BI projects are amazing – complex, creative, and typically accompanied by a big-budget. Personally, I love them. I find it rewarding to dig into data and interpret it to show executives what’s really going on in their business. It allows us to have valuable conversations about their business strategy, how well it is being met, and whether a small pivot could create a big impact. That said, I often see five issues with the typical approach to BI projects.
1. It creates more information than we can absorb. When we are presented with more information than our minds can grasp, we instinctively disregard most of it during the decision process. This is something our brains do automatically, trying to help us make sense of the world around this.

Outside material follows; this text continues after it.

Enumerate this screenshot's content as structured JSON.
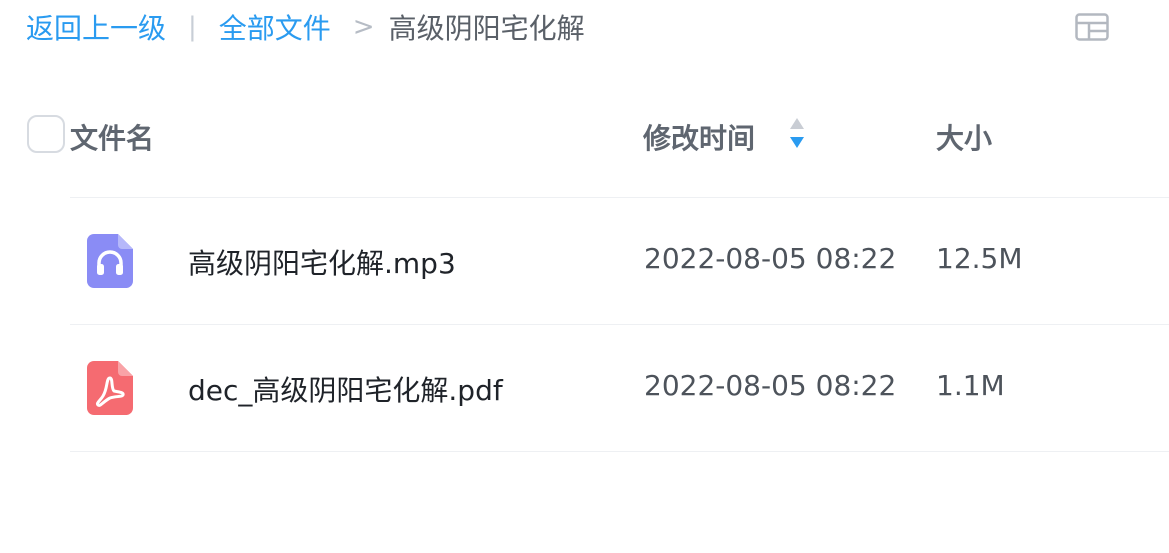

Unfortunately, this means that the real value of your BI project is often buried in data that is not analysed.
2. It does not create actions. BI projects increase the amount of data available, but it takes a human to draw actionable insights from it. One of the most valuable assets a business can have is an analytical expert who can advise business actions that are backed by data.
3. BI is not real-time. We live in a world that is constantly changing, and it is important that your data reflects that. I often advise executives who are solely reliant on historical data, which does not provide enough insight to make real-time decisions. One of the most challenging aspects for a BI project is the ability to use real-time data to capture trends, changes in client preferences, and other dynamic elements to predict shifts and act more quickly than your competitors.
4. It looks at the past. Understanding historical trends is important. I’m sure you’ve heard the aphorism, “history repeats itself”. However, as mentioned above, it is important for a BI project to go beyond looking backward. The true value of a data project is to harness information that allows you to analyse, predict, and act in ways that improve your future business.
5. It costs a lot. A BI project costs more than its software. Budget needs to be set aside to prepare the data and keep it updated. Before investing in a BI project, consider the P&L you want to achieve and consider how BI can help you meet that goal.
BI is crucial, of course. However, it is just the beginning of the digital transformation journey and, sometimes, it is not the answer at all.
Good luck in your data project!
Pablo Morales, CEO of London Analytics